When you start a new project, there’s this optimism-high you get; mistakes of days passed be damned, this is going to be your masterpiece. Of course, as soon as we get past the New Project Honeymoon, reality sets in. There’s more to do than you thought. You’re under pressure to deliver. You willfully cut corners just to get something out the door, knowing full well what you’re producing is far from your best work.

This all boils down to lacking discipline. The discipline to revisit work. To factor in time for fixing mistakes. To push back when an over-eager colleague or client tries to force you to “go faster.” On the flip side, it’s also having the discipline to avoid starting new projects with existing ones left unfinished or in shambles.

The curious part all of this is that developing this discipline—as far as I’ve experienced—isn’t something you can turn on at will. It takes time, experience, and skill to know when restraint is required and more so, how to justify that restraint to yourself and others. With deliberate practice, though, it’s possible. Discipline develops almost on an exponential curve. Eventually, you find that being disciplined and focused is actually fun. The high you get from going back and tying up loose ends far exceeds the more familiar new project high.

Don’t be afraid to take your time. Put that new thing on hold while you give some TLC to something that already exists. Cultivate the discipline to do things right—no matter how many tries it takes—before adding more to your plate.
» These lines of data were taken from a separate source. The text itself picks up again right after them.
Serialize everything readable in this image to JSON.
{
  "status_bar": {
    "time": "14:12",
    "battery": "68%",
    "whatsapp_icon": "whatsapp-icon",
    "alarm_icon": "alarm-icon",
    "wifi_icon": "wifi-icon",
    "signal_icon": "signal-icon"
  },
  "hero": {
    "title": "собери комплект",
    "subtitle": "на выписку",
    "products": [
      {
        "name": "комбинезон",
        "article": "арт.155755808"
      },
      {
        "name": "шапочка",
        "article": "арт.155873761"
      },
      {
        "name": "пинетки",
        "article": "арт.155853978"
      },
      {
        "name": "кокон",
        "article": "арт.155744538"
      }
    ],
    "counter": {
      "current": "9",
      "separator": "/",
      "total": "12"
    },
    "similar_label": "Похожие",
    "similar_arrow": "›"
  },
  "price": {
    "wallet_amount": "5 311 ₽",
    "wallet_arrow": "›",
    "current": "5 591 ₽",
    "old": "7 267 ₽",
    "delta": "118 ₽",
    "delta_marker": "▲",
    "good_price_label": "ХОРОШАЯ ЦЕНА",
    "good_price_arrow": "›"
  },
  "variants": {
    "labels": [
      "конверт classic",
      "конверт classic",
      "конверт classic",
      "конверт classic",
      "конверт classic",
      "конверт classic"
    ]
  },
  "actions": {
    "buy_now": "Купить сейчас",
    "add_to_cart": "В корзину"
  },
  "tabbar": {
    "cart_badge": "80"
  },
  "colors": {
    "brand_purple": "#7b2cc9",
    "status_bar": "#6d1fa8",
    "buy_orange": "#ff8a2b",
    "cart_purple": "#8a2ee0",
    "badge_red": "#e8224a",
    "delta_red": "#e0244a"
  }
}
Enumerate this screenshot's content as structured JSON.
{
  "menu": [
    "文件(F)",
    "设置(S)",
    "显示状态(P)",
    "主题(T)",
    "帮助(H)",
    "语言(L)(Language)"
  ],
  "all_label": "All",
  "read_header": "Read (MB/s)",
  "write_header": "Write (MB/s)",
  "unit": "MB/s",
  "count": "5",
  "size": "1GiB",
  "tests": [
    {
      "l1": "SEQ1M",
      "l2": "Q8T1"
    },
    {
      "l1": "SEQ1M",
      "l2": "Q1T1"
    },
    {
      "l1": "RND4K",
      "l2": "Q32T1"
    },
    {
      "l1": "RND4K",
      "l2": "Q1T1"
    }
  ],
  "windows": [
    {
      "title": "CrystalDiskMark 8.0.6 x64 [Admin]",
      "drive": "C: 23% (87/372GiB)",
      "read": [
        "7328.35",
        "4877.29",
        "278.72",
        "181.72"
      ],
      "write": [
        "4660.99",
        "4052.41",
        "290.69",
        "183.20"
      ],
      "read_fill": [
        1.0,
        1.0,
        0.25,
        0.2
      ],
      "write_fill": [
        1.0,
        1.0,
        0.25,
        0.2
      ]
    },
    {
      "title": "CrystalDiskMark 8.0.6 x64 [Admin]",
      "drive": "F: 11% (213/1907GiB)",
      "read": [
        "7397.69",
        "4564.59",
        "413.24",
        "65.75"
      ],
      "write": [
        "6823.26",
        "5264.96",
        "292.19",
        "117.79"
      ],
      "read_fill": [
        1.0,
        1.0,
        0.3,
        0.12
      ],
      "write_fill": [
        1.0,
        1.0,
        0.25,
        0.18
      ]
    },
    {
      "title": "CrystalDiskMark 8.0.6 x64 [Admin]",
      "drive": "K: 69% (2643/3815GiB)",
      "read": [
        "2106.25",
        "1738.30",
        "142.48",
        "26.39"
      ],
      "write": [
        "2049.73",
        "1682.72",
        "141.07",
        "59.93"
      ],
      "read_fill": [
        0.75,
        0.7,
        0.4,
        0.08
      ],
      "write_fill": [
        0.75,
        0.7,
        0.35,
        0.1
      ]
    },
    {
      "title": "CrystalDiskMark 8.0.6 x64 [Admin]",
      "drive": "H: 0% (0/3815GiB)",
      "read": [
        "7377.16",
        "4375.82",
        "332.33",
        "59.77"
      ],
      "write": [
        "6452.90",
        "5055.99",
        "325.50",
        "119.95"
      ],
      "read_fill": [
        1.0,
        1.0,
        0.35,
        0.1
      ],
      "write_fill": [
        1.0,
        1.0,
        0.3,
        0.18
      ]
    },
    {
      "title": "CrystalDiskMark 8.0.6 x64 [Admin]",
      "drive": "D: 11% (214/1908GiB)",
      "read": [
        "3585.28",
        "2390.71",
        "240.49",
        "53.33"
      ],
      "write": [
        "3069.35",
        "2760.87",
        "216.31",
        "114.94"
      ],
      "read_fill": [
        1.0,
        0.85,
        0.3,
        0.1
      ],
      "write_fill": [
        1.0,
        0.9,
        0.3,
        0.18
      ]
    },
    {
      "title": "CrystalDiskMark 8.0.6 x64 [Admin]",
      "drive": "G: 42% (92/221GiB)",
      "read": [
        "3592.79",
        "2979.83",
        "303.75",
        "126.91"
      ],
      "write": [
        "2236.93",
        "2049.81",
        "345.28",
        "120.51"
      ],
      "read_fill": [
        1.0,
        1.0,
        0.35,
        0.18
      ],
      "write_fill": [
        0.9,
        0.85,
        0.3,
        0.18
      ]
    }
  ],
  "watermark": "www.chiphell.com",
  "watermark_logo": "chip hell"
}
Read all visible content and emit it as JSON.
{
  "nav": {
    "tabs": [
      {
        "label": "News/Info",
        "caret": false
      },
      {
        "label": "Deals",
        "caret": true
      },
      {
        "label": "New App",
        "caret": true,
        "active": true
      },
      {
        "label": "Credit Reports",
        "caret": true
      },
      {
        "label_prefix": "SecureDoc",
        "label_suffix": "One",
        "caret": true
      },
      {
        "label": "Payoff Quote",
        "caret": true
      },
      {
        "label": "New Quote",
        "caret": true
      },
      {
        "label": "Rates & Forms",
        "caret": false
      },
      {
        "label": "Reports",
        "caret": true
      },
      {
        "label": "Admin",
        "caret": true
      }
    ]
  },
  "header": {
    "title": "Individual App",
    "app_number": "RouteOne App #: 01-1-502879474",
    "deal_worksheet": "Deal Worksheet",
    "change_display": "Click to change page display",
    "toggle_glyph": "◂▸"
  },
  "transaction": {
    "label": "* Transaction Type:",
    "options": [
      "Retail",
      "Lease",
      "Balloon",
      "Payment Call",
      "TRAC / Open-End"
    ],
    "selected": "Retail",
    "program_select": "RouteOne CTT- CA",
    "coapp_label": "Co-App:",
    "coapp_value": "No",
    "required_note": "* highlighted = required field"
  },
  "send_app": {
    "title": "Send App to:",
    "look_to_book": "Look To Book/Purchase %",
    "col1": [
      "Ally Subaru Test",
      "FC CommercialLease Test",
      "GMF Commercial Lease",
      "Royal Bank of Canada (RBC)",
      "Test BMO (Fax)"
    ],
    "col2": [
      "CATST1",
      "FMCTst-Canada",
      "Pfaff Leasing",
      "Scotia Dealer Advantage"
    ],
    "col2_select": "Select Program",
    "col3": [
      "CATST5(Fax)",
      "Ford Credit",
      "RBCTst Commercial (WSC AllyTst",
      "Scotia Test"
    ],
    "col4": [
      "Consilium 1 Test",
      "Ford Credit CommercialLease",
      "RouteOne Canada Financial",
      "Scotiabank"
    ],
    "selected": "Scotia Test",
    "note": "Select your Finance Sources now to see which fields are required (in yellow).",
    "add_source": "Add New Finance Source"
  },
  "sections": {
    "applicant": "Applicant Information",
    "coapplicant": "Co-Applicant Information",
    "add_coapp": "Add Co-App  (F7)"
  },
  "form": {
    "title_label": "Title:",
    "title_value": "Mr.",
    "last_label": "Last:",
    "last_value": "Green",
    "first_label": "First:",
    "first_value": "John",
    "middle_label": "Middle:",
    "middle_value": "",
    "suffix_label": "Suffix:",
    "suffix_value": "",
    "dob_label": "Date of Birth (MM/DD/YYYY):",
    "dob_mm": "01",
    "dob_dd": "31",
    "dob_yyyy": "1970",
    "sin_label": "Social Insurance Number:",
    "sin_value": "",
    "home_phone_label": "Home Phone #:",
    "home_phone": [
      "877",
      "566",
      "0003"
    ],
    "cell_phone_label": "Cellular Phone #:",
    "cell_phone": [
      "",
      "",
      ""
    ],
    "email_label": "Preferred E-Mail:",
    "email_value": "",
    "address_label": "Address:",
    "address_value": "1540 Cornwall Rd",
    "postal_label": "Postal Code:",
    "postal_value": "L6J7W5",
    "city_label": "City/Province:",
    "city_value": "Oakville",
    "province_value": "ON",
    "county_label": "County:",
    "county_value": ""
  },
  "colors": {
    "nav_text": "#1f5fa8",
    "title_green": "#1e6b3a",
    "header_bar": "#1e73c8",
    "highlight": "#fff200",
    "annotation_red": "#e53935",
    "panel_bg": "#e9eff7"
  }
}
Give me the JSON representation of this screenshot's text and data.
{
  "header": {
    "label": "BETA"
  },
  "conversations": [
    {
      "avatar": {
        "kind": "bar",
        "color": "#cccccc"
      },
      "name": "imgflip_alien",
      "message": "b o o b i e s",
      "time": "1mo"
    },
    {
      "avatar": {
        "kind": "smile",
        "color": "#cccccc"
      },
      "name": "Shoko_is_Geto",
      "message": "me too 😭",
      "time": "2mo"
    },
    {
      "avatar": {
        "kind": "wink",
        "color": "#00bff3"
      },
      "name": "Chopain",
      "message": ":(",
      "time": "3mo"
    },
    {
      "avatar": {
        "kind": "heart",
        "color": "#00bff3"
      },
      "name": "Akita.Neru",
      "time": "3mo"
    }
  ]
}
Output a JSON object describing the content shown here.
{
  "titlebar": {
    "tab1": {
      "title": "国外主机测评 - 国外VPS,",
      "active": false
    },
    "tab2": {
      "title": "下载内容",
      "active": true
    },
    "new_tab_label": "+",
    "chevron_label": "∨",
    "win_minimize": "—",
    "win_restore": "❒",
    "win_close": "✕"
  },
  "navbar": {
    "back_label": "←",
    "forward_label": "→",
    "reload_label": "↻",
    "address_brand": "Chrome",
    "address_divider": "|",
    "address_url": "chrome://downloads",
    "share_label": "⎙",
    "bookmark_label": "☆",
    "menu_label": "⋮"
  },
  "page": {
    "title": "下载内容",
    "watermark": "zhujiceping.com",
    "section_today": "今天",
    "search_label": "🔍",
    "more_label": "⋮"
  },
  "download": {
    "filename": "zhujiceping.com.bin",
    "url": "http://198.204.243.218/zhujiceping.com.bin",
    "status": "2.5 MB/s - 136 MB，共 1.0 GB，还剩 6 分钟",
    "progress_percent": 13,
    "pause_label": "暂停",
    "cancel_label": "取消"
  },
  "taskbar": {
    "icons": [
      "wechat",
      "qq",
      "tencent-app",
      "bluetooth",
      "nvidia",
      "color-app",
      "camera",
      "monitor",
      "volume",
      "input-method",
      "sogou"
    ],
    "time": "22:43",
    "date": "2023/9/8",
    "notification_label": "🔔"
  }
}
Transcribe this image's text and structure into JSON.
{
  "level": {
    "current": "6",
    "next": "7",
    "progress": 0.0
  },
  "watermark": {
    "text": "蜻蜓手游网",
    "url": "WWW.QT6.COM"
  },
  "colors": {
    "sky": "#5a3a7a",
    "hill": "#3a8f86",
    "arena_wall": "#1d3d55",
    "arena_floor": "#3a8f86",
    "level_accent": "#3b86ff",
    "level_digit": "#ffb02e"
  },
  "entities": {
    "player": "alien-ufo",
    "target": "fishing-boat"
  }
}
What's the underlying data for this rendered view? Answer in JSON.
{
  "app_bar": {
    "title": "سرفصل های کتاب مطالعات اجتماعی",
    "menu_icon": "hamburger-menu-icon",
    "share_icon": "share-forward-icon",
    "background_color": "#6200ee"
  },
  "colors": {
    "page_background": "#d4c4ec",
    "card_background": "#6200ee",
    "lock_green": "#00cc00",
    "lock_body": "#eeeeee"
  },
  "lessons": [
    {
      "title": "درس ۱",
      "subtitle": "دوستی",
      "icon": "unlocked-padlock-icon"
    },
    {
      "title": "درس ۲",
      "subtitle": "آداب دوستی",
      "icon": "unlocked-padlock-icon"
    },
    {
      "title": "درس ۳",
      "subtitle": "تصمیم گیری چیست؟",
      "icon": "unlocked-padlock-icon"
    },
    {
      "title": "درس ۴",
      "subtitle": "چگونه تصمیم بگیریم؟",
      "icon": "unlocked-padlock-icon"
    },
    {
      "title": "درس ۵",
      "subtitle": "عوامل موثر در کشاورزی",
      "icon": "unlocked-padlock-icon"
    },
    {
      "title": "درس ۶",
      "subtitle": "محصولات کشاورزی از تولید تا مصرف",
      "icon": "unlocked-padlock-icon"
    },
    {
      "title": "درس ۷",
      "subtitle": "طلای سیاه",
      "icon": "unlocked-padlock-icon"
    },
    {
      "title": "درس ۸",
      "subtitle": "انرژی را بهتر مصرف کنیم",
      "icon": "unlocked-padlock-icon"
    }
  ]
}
There’s something intoxicating about seeing an idea through to its absolute logical conclusion.